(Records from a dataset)
+++++

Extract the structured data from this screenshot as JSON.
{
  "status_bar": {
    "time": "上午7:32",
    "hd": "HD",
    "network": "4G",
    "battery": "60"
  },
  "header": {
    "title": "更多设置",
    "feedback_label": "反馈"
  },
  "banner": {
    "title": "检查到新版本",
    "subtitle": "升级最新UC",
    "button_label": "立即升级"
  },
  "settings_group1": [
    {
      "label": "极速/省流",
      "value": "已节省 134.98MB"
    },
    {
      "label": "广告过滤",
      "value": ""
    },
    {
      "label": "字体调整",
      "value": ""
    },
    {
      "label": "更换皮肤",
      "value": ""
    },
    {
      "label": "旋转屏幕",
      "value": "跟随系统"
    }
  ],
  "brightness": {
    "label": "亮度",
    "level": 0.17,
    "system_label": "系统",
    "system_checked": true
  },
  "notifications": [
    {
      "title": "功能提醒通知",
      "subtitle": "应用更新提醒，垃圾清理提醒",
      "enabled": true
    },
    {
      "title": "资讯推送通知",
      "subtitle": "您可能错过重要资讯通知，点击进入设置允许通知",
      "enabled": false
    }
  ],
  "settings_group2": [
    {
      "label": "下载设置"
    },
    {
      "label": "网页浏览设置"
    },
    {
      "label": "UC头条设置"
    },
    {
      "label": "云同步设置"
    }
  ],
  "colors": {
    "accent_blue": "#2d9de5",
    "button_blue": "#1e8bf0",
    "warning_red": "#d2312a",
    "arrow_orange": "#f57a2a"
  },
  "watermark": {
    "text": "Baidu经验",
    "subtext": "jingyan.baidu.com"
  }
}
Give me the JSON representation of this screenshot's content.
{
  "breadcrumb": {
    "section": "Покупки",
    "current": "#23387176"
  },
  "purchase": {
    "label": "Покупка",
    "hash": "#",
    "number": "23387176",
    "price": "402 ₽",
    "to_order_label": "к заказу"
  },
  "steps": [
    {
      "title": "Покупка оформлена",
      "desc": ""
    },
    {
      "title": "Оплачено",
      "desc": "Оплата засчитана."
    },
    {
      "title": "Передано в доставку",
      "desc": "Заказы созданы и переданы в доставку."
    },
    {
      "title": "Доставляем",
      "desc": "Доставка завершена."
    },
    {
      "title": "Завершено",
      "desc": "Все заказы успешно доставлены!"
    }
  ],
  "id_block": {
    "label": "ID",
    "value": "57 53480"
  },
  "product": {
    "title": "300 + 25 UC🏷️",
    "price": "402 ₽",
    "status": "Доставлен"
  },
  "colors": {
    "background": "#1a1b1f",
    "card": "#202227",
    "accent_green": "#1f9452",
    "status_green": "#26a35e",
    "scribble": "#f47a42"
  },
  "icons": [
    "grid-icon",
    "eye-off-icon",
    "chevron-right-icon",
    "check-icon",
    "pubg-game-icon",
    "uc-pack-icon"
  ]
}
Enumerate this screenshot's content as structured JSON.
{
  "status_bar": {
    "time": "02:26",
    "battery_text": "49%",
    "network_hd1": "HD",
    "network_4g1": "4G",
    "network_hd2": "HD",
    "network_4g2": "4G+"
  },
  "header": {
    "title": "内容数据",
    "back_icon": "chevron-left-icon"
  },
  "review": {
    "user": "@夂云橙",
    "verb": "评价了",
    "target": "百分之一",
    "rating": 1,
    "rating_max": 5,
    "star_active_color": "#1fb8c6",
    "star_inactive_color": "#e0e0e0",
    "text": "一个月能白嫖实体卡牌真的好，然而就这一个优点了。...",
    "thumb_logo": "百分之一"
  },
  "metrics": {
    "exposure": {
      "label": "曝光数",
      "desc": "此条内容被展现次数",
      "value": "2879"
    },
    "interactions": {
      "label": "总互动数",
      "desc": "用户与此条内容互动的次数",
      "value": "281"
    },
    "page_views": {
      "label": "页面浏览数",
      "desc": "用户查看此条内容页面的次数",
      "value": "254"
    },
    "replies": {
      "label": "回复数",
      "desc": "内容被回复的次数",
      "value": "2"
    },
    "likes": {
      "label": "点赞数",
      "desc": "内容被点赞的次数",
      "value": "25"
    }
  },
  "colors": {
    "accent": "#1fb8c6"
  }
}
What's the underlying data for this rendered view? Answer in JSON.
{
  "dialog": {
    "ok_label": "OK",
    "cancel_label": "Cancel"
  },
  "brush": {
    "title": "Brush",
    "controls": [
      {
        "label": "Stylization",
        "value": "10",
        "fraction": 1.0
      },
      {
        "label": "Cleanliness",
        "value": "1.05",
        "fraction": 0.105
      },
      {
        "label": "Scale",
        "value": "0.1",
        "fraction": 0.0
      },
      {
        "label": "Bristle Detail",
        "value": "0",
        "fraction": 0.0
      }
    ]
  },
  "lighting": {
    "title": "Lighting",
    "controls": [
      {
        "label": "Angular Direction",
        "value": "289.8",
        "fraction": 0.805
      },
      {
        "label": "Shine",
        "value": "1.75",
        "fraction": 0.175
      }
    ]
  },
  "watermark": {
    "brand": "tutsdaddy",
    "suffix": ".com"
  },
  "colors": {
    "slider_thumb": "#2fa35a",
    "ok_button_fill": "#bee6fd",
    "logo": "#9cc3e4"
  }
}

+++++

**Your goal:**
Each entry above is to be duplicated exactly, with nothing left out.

**Solution to the problem:**
Extract the structured data from this screenshot as JSON.
{
  "status_bar": {
    "time": "上午7:32",
    "hd": "HD",
    "network": "4G",
    "battery": "60"
  },
  "header": {
    "title": "更多设置",
    "feedback_label": "反馈"
  },
  "banner": {
    "title": "检查到新版本",
    "subtitle": "升级最新UC",
    "button_label": "立即升级"
  },
  "settings_group1": [
    {
      "label": "极速/省流",
      "value": "已节省 134.98MB"
    },
    {
      "label": "广告过滤",
      "value": ""
    },
    {
      "label": "字体调整",
      "value": ""
    },
    {
      "label": "更换皮肤",
      "value": ""
    },
    {
      "label": "旋转屏幕",
      "value": "跟随系统"
    }
  ],
  "brightness": {
    "label": "亮度",
    "level": 0.17,
    "system_label": "系统",
    "system_checked": true
  },
  "notifications": [
    {
      "title": "功能提醒通知",
      "subtitle": "应用更新提醒，垃圾清理提醒",
      "enabled": true
    },
    {
      "title": "资讯推送通知",
      "subtitle": "您可能错过重要资讯通知，点击进入设置允许通知",
      "enabled": false
    }
  ],
  "settings_group2": [
    {
      "label": "下载设置"
    },
    {
      "label": "网页浏览设置"
    },
    {
      "label": "UC头条设置"
    },
    {
      "label": "云同步设置"
    }
  ],
  "colors": {
    "accent_blue": "#2d9de5",
    "button_blue": "#1e8bf0",
    "warning_red": "#d2312a",
    "arrow_orange": "#f57a2a"
  },
  "watermark": {
    "text": "Baidu经验",
    "subtext": "jingyan.baidu.com"
  }
}
Give me the JSON representation of this screenshot's content.
{
  "breadcrumb": {
    "section": "Покупки",
    "current": "#23387176"
  },
  "purchase": {
    "label": "Покупка",
    "hash": "#",
    "number": "23387176",
    "price": "402 ₽",
    "to_order_label": "к заказу"
  },
  "steps": [
    {
      "title": "Покупка оформлена",
      "desc": ""
    },
    {
      "title": "Оплачено",
      "desc": "Оплата засчитана."
    },
    {
      "title": "Передано в доставку",
      "desc": "Заказы созданы и переданы в доставку."
    },
    {
      "title": "Доставляем",
      "desc": "Доставка завершена."
    },
    {
      "title": "Завершено",
      "desc": "Все заказы успешно доставлены!"
    }
  ],
  "id_block": {
    "label": "ID",
    "value": "57 53480"
  },
  "product": {
    "title": "300 + 25 UC🏷️",
    "price": "402 ₽",
    "status": "Доставлен"
  },
  "colors": {
    "background": "#1a1b1f",
    "card": "#202227",
    "accent_green": "#1f9452",
    "status_green": "#26a35e",
    "scribble": "#f47a42"
  },
  "icons": [
    "grid-icon",
    "eye-off-icon",
    "chevron-right-icon",
    "check-icon",
    "pubg-game-icon",
    "uc-pack-icon"
  ]
}
Enumerate this screenshot's content as structured JSON.
{
  "status_bar": {
    "time": "02:26",
    "battery_text": "49%",
    "network_hd1": "HD",
    "network_4g1": "4G",
    "network_hd2": "HD",
    "network_4g2": "4G+"
  },
  "header": {
    "title": "内容数据",
    "back_icon": "chevron-left-icon"
  },
  "review": {
    "user": "@夂云橙",
    "verb": "评价了",
    "target": "百分之一",
    "rating": 1,
    "rating_max": 5,
    "star_active_color": "#1fb8c6",
    "star_inactive_color": "#e0e0e0",
    "text": "一个月能白嫖实体卡牌真的好，然而就这一个优点了。...",
    "thumb_logo": "百分之一"
  },
  "metrics": {
    "exposure": {
      "label": "曝光数",
      "desc": "此条内容被展现次数",
      "value": "2879"
    },
    "interactions": {
      "label": "总互动数",
      "desc": "用户与此条内容互动的次数",
      "value": "281"
    },
    "page_views": {
      "label": "页面浏览数",
      "desc": "用户查看此条内容页面的次数",
      "value": "254"
    },
    "replies": {
      "label": "回复数",
      "desc": "内容被回复的次数",
      "value": "2"
    },
    "likes": {
      "label": "点赞数",
      "desc": "内容被点赞的次数",
      "value": "25"
    }
  },
  "colors": {
    "accent": "#1fb8c6"
  }
}
What's the underlying data for this rendered view? Answer in JSON.
{
  "dialog": {
    "ok_label": "OK",
    "cancel_label": "Cancel"
  },
  "brush": {
    "title": "Brush",
    "controls": [
      {
        "label": "Stylization",
        "value": "10",
        "fraction": 1.0
      },
      {
        "label": "Cleanliness",
        "value": "1.05",
        "fraction": 0.105
      },
      {
        "label": "Scale",
        "value": "0.1",
        "fraction": 0.0
      },
      {
        "label": "Bristle Detail",
        "value": "0",
        "fraction": 0.0
      }
    ]
  },
  "lighting": {
    "title": "Lighting",
    "controls": [
      {
        "label": "Angular Direction",
        "value": "289.8",
        "fraction": 0.805
      },
      {
        "label": "Shine",
        "value": "1.75",
        "fraction": 0.175
      }
    ]
  },
  "watermark": {
    "brand": "tutsdaddy",
    "suffix": ".com"
  },
  "colors": {
    "slider_thumb": "#2fa35a",
    "ok_button_fill": "#bee6fd",
    "logo": "#9cc3e4"
  }
}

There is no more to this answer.